▶ _Required action_:
Each line of the listing where the string "useToggle" appears is to be identified and copied.

▶ _Data to process_:
★ ★ ★ ★ ★ ★ ★
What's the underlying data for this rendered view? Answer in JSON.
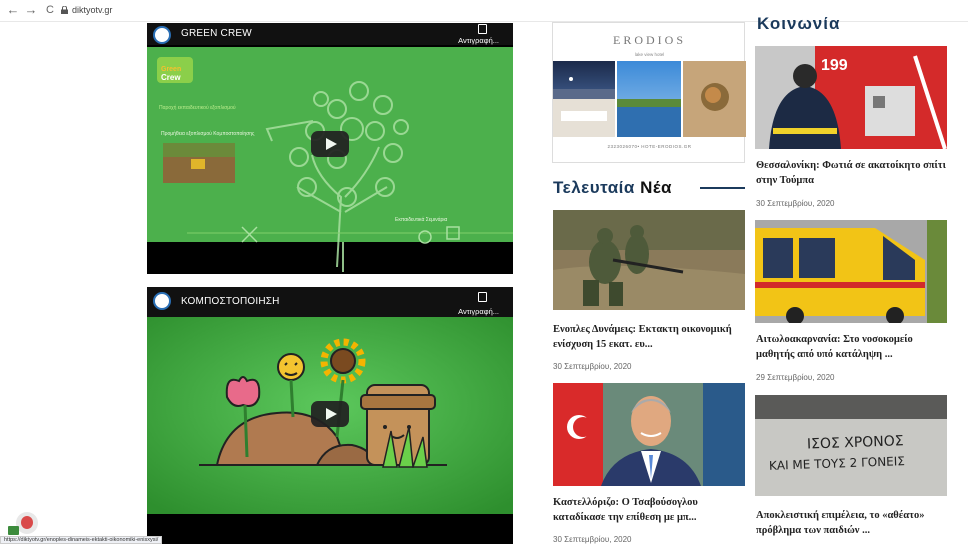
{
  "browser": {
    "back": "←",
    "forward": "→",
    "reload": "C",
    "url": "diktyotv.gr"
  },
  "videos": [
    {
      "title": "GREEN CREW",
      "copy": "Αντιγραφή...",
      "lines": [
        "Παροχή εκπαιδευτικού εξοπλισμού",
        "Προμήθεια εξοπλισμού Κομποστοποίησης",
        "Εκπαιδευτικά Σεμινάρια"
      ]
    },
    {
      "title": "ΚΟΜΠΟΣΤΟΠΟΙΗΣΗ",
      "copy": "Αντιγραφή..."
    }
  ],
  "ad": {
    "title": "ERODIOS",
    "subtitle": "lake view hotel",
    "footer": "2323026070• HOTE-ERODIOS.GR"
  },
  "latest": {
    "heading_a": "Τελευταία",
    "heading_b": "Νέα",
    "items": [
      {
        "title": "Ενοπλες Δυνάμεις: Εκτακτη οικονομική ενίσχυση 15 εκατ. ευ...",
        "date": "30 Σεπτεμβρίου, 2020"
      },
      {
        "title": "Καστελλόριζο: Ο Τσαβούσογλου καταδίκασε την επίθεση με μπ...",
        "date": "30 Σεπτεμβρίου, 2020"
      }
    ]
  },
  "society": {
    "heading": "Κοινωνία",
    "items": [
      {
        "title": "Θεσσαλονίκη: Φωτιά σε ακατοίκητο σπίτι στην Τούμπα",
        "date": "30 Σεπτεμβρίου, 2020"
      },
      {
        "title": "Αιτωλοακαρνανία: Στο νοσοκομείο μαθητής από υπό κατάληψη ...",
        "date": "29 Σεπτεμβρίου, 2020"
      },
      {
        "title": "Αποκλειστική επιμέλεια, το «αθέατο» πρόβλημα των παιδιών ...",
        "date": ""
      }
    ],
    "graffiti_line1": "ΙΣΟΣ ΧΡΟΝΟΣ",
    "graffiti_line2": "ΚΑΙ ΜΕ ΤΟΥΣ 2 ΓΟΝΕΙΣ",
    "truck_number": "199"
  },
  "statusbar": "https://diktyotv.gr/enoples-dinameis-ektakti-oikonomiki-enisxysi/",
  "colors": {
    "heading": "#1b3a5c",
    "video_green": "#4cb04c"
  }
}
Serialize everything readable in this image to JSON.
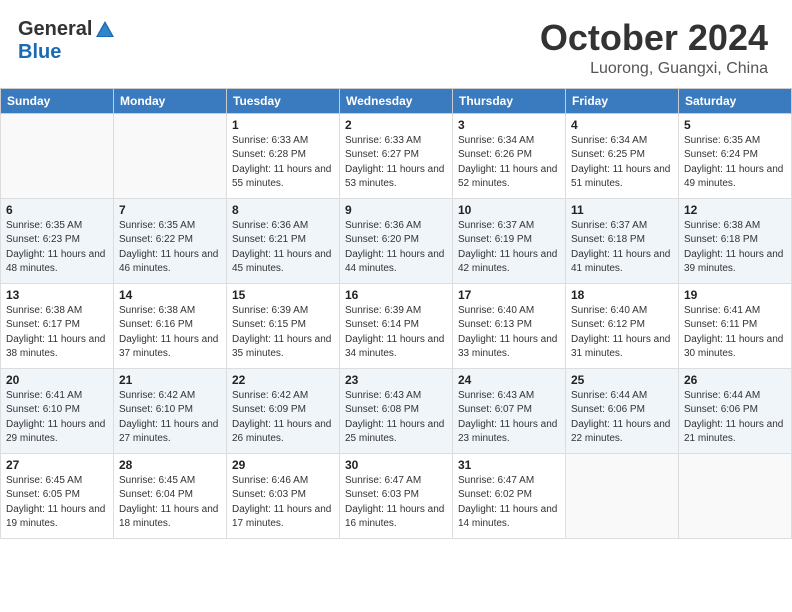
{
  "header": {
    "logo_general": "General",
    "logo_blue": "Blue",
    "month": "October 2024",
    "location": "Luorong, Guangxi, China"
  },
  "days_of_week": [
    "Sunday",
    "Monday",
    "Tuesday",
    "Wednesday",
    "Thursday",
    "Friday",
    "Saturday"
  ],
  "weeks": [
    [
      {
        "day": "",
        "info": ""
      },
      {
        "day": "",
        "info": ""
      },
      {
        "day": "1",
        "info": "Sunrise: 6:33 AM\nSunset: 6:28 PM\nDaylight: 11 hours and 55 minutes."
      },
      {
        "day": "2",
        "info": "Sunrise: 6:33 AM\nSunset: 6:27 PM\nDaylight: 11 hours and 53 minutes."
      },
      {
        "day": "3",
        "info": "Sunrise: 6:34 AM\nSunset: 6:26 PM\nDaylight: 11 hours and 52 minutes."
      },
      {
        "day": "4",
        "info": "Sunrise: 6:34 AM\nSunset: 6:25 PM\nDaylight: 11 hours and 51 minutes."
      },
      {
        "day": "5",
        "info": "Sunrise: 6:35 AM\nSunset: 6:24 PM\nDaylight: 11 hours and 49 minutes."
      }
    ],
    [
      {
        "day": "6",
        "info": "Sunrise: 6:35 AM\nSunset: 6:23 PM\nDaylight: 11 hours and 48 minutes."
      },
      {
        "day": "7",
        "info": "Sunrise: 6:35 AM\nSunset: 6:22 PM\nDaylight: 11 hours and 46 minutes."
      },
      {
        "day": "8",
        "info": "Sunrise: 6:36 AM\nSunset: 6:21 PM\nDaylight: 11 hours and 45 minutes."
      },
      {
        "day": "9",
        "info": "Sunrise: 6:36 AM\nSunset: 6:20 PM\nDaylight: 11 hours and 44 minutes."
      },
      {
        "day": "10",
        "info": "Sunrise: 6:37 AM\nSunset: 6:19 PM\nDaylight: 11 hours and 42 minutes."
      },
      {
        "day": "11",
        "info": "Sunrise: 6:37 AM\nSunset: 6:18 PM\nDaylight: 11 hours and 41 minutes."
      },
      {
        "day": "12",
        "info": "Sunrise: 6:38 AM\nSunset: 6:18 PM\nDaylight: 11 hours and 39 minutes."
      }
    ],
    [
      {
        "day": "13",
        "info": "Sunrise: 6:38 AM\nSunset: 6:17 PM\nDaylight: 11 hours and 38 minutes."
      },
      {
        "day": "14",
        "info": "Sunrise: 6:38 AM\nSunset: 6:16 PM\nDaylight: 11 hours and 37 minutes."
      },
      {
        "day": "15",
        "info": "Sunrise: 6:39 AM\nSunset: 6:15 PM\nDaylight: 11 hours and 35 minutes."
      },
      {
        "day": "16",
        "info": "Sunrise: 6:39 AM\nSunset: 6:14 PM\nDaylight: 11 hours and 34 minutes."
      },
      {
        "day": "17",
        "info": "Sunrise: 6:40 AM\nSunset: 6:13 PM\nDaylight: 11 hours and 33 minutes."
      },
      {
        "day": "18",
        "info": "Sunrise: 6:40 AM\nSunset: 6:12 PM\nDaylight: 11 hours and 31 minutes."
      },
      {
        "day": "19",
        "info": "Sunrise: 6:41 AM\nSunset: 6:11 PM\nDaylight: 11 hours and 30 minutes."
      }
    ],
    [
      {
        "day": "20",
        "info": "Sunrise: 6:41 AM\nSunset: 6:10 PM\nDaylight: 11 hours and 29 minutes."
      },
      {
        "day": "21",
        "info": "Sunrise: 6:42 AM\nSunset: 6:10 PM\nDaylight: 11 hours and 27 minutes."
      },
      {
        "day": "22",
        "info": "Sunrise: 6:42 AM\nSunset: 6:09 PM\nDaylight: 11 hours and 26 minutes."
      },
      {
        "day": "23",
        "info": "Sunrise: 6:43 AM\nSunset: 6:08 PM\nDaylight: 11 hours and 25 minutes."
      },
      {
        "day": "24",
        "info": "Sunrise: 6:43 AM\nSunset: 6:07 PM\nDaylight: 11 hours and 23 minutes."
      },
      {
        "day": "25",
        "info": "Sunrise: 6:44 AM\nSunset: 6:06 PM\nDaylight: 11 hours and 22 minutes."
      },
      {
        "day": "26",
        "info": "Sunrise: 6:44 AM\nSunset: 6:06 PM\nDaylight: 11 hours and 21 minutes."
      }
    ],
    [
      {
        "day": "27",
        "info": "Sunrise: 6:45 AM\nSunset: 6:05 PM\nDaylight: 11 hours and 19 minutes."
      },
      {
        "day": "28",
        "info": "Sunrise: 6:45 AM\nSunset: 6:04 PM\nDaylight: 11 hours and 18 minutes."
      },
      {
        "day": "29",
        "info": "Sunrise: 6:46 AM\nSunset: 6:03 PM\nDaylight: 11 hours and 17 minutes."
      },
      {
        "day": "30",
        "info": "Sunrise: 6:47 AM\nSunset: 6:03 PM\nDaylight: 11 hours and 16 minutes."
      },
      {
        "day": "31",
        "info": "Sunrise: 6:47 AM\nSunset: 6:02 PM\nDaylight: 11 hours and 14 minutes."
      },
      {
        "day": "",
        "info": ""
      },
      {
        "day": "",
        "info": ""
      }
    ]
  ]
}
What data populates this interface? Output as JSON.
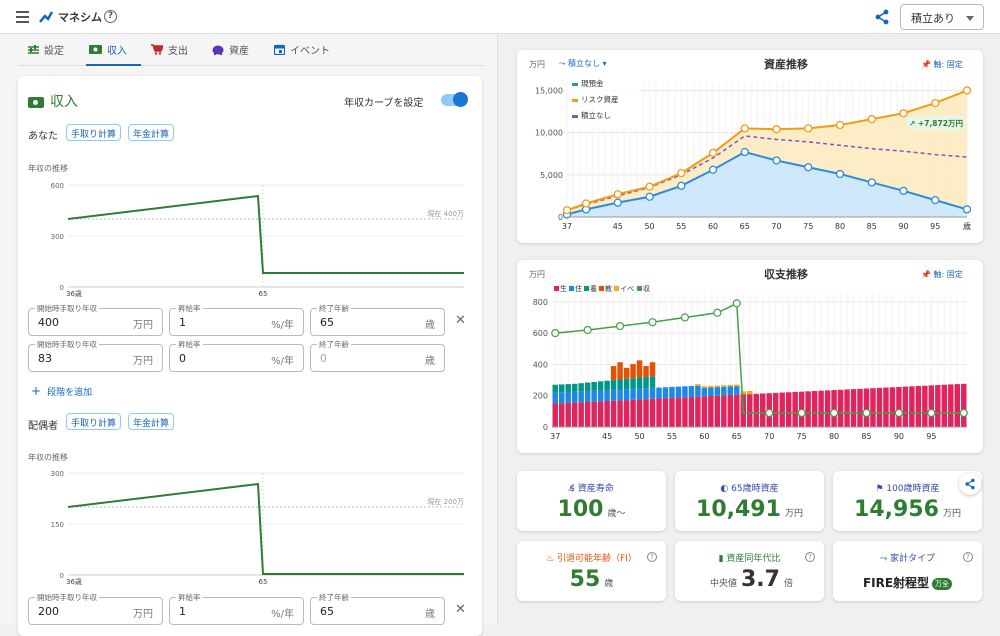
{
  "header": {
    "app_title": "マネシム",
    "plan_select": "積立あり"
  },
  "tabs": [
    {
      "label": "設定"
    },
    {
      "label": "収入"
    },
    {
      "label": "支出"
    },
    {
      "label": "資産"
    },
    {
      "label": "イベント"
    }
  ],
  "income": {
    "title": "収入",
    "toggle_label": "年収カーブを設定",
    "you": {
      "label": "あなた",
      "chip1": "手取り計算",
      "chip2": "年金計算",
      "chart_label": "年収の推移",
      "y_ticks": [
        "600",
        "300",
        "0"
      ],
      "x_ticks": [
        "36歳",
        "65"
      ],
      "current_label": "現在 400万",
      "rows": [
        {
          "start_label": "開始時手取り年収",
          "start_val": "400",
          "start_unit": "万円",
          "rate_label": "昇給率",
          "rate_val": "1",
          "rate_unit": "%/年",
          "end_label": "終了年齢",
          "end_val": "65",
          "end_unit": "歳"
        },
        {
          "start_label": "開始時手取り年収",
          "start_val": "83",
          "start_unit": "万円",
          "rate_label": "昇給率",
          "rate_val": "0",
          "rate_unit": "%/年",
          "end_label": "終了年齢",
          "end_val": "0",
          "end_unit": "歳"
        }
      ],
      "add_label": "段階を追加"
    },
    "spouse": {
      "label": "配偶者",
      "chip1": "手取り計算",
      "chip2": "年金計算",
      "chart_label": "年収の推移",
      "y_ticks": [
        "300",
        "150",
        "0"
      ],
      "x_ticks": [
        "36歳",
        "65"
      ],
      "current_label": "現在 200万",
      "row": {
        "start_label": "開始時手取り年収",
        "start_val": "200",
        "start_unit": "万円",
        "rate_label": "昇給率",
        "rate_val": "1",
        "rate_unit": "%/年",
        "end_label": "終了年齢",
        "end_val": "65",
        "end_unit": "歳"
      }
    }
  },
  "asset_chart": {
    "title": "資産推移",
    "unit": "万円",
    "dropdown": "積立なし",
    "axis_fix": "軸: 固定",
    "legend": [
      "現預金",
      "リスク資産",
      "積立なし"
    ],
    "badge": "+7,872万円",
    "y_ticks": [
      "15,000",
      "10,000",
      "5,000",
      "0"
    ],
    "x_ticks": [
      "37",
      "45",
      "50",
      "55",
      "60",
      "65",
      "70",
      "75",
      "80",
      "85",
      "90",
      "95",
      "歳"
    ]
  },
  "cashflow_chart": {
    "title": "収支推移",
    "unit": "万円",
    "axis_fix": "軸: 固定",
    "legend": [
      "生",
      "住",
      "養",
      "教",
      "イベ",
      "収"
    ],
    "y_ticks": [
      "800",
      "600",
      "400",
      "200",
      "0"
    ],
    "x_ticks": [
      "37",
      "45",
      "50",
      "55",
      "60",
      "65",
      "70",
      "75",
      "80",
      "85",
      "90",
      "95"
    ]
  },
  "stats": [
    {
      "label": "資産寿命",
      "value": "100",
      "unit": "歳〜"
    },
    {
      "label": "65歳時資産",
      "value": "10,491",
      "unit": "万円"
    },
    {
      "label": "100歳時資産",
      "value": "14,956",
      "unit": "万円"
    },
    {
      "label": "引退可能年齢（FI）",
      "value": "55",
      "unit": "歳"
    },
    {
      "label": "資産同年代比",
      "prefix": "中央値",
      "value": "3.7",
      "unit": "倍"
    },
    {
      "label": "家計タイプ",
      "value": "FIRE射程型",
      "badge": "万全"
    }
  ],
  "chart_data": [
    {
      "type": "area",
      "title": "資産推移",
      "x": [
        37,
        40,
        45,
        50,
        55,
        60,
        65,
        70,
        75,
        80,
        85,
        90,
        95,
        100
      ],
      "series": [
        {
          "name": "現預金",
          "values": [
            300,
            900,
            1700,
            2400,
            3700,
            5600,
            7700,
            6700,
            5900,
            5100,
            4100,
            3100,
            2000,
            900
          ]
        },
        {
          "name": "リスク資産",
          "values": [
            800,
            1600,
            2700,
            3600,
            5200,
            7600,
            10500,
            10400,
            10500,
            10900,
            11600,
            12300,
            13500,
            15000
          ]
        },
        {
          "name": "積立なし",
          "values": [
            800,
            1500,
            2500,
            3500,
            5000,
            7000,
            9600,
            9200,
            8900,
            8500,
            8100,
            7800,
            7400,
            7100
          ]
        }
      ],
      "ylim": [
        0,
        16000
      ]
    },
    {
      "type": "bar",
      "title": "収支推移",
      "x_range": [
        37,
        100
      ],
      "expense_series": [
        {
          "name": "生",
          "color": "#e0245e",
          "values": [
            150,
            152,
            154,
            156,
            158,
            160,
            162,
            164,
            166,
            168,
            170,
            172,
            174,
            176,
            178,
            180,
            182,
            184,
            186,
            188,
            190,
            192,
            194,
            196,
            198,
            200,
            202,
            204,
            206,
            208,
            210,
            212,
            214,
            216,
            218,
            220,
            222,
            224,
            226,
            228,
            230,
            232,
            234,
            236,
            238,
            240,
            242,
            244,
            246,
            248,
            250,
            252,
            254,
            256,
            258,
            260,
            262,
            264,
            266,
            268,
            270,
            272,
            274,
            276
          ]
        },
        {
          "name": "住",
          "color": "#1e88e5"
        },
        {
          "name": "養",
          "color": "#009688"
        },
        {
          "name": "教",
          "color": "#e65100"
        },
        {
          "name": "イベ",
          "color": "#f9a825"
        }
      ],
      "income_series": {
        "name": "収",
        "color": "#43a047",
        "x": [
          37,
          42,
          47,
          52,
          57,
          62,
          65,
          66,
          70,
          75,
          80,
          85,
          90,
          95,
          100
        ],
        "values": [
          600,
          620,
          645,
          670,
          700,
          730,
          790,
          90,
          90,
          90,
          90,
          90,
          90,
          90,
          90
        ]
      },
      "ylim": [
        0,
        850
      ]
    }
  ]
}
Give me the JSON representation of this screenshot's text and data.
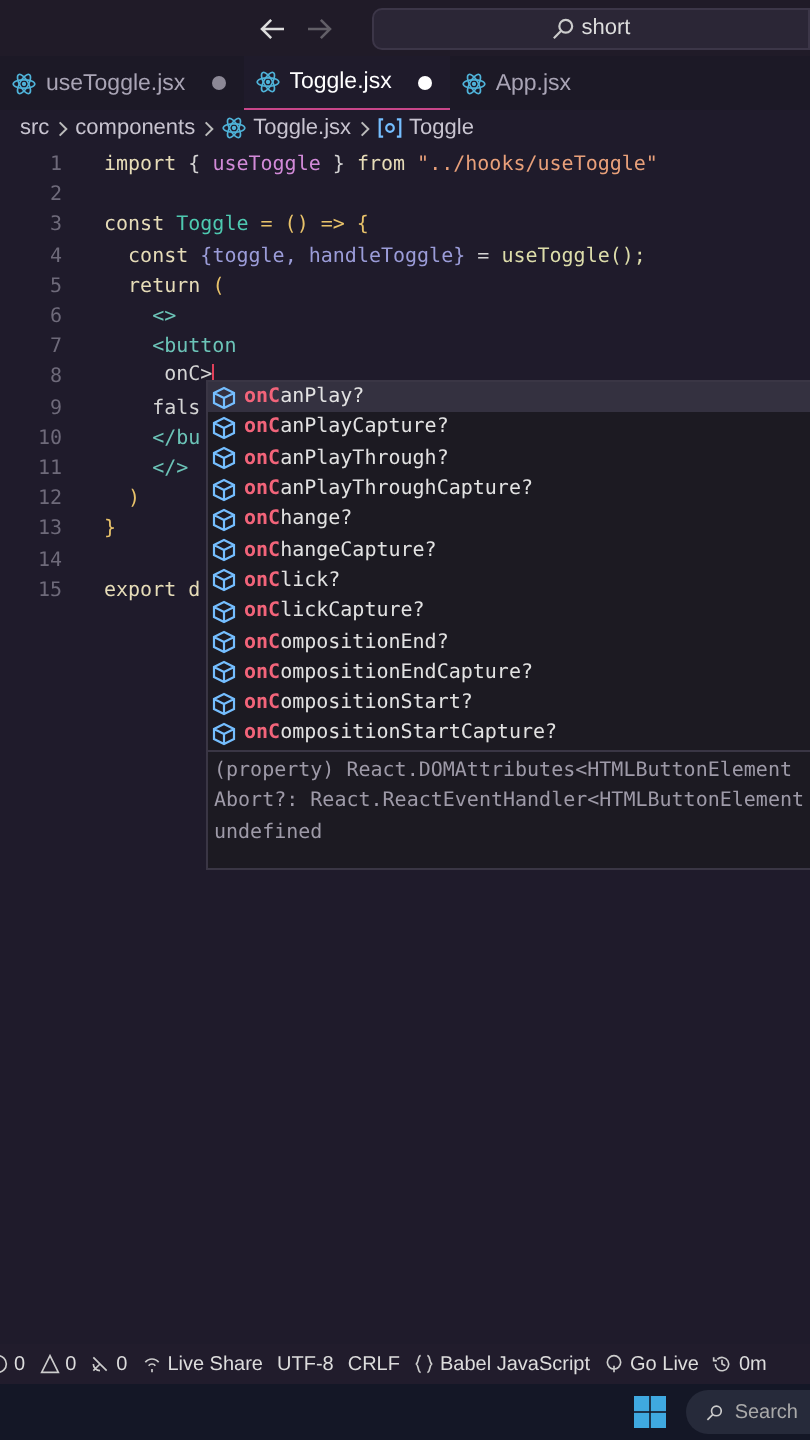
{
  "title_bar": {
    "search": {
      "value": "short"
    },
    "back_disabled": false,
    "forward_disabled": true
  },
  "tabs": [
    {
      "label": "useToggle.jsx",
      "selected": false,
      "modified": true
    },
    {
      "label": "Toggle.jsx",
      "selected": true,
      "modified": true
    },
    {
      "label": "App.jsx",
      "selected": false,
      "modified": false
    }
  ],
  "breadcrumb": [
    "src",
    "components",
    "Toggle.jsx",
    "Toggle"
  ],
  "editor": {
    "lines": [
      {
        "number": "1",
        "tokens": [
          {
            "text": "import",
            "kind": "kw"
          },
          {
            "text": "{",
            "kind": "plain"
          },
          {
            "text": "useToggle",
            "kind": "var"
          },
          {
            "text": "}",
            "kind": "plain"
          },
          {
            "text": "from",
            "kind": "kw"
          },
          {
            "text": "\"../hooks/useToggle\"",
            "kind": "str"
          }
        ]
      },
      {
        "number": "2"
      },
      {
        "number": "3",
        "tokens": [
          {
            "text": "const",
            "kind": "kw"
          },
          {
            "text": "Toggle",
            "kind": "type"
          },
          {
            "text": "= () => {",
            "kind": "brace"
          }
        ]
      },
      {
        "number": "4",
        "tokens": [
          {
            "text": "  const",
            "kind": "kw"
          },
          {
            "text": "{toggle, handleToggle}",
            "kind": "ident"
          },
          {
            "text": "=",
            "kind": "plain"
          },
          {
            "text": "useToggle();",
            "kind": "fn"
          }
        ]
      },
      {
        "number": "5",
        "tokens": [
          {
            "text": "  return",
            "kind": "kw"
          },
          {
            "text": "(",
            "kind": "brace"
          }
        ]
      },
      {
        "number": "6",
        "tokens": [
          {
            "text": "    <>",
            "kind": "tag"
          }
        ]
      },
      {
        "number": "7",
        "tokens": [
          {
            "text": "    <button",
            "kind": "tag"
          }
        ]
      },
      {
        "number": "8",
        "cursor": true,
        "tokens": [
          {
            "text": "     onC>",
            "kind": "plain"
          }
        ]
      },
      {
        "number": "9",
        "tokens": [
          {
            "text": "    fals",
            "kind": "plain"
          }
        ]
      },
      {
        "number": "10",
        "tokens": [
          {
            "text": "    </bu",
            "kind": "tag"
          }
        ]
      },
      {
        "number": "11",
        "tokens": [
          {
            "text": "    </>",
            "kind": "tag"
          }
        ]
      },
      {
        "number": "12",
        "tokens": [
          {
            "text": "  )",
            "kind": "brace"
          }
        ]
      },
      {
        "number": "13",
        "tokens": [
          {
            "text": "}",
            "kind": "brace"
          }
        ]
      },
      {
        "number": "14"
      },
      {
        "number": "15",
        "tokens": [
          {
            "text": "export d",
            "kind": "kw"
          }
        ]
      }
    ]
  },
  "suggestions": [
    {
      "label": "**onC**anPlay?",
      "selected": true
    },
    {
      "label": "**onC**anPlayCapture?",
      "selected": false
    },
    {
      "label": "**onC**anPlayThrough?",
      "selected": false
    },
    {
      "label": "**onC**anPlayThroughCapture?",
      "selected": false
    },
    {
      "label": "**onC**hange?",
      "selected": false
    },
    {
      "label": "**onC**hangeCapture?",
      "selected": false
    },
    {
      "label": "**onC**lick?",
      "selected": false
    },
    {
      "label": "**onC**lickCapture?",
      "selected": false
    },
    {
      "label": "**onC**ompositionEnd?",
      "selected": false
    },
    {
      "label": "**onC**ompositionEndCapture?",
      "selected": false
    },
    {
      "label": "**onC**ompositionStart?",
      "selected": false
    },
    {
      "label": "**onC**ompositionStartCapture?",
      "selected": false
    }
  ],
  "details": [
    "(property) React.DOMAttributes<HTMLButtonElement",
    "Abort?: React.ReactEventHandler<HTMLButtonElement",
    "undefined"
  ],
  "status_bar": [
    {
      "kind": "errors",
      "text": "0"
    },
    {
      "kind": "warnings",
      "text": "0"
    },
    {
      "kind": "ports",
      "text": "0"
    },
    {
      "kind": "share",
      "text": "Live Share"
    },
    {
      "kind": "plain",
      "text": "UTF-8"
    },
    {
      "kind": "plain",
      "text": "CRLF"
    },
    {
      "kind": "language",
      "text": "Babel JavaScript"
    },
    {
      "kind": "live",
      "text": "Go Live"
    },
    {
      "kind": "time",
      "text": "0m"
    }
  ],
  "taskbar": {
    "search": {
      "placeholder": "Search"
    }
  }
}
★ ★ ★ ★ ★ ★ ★
▶ _Written solution_:
      "label": "useToggle.jsx",
            "text": "useToggle",
            "text": "\"../hooks/useToggle\"",
            "text": "useToggle();",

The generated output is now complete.